**Try it**
Read the listing and extract each line that includes the word "jednou".

:::::

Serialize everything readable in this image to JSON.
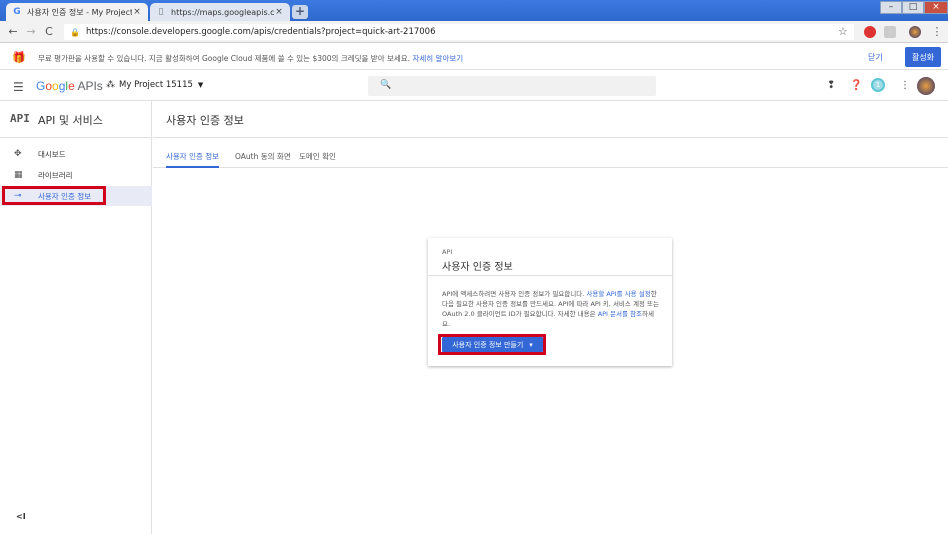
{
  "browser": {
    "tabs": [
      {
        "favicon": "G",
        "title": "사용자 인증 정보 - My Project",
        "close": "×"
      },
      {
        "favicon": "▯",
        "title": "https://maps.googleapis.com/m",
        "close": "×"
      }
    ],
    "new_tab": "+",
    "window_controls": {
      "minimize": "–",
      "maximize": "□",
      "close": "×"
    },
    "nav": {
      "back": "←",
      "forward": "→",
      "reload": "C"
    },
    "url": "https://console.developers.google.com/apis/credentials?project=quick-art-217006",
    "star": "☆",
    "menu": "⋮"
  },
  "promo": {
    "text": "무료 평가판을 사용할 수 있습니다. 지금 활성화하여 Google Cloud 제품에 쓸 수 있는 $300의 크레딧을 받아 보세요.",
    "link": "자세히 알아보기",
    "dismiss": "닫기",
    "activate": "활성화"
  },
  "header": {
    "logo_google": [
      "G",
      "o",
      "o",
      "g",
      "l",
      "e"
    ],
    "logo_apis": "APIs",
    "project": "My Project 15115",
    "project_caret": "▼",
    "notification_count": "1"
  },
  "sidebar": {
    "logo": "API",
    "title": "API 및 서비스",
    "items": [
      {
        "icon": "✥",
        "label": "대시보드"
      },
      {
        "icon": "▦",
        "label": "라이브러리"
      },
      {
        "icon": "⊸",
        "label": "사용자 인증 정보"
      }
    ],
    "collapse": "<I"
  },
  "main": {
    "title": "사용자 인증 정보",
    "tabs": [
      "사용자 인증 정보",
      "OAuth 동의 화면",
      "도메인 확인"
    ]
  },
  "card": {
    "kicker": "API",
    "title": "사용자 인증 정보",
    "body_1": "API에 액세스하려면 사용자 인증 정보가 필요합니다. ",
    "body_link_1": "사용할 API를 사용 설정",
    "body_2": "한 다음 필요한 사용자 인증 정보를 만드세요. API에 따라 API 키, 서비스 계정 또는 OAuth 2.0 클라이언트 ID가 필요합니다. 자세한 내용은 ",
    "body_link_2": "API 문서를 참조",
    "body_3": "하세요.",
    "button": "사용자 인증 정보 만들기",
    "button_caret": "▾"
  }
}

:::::

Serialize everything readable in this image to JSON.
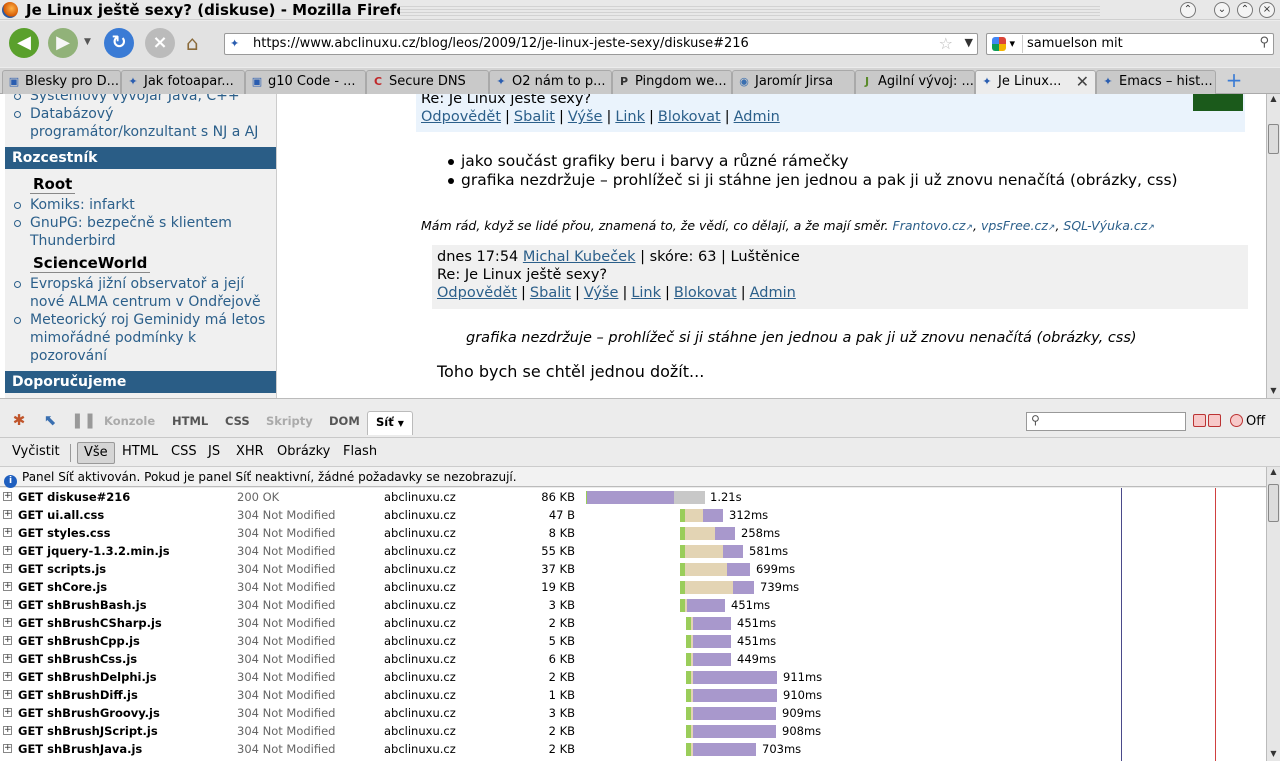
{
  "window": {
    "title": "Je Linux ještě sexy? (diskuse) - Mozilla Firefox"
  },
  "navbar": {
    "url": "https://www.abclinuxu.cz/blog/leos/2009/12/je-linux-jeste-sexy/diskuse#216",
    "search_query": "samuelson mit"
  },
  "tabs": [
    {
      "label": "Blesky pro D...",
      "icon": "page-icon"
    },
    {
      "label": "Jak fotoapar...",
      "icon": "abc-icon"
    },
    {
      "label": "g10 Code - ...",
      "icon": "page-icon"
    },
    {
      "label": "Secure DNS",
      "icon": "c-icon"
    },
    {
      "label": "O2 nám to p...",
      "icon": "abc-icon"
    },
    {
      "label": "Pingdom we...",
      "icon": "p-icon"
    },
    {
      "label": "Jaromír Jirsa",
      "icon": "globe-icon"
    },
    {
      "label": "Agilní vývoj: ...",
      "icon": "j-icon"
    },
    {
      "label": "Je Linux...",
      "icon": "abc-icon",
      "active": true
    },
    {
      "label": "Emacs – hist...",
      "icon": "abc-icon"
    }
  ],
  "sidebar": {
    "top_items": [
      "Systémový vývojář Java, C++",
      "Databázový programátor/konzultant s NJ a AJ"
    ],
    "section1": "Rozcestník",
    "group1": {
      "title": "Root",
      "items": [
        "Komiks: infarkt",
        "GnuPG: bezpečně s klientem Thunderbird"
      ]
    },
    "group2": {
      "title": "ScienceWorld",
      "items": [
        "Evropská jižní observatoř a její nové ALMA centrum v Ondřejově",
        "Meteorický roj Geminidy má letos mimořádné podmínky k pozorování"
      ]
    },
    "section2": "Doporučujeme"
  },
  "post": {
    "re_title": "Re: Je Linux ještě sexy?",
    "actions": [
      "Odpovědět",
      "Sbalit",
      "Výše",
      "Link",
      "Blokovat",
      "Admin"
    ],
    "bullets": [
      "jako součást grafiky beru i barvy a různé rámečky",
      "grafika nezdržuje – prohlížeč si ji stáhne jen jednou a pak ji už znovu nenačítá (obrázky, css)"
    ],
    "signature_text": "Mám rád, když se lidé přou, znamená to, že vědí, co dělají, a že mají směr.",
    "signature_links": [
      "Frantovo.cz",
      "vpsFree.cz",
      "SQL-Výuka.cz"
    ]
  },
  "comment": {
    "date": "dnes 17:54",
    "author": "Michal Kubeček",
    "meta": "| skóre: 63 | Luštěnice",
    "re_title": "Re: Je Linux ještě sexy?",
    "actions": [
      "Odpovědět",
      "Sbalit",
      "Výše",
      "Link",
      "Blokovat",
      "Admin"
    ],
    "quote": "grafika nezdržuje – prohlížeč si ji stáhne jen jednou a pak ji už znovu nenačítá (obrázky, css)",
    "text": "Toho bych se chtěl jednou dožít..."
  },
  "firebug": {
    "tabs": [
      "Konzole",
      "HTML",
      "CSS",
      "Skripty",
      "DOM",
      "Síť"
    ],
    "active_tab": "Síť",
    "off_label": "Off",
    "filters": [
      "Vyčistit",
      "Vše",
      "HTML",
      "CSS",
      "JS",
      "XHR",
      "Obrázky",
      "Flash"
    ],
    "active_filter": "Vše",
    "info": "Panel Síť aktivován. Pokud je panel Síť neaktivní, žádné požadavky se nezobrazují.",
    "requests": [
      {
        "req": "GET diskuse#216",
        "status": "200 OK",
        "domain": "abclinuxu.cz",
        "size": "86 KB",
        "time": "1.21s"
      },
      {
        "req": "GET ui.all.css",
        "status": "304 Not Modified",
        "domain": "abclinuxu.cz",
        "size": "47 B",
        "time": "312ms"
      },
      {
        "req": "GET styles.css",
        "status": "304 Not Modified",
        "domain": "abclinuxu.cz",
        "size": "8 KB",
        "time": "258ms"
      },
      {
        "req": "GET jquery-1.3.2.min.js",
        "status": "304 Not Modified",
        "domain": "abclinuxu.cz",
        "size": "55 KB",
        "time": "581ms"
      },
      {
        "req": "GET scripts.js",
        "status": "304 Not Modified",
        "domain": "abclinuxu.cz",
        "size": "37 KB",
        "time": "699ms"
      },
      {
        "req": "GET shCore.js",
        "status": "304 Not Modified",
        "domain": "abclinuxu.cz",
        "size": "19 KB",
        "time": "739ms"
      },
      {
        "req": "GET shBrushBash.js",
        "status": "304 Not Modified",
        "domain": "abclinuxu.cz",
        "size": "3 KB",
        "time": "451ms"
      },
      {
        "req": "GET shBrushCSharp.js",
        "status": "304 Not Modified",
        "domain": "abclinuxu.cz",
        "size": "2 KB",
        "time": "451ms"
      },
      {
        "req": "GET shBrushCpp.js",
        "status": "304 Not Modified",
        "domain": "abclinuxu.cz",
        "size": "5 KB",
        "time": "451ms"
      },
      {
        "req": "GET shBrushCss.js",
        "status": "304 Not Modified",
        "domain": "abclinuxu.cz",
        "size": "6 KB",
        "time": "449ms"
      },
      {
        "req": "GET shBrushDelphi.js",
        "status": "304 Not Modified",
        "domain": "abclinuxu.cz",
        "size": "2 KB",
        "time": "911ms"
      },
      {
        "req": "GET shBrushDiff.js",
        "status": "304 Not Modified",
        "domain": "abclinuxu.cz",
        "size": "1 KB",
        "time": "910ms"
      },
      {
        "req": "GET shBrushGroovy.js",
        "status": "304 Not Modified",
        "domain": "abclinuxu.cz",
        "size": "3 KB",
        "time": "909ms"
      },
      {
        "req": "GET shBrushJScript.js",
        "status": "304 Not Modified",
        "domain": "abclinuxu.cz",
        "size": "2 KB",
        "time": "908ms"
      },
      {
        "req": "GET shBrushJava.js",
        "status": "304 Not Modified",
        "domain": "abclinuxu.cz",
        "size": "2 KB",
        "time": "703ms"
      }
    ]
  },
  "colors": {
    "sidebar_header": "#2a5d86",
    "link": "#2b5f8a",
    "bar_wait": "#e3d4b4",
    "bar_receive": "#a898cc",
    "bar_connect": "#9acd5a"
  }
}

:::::

**Answer to the exercise**
      "grafika nezdržuje – prohlížeč si ji stáhne jen jednou a pak ji už znovu nenačítá (obrázky, css)"
    "quote": "grafika nezdržuje – prohlížeč si ji stáhne jen jednou a pak ji už znovu nenačítá (obrázky, css)",
    "text": "Toho bych se chtěl jednou dožít..."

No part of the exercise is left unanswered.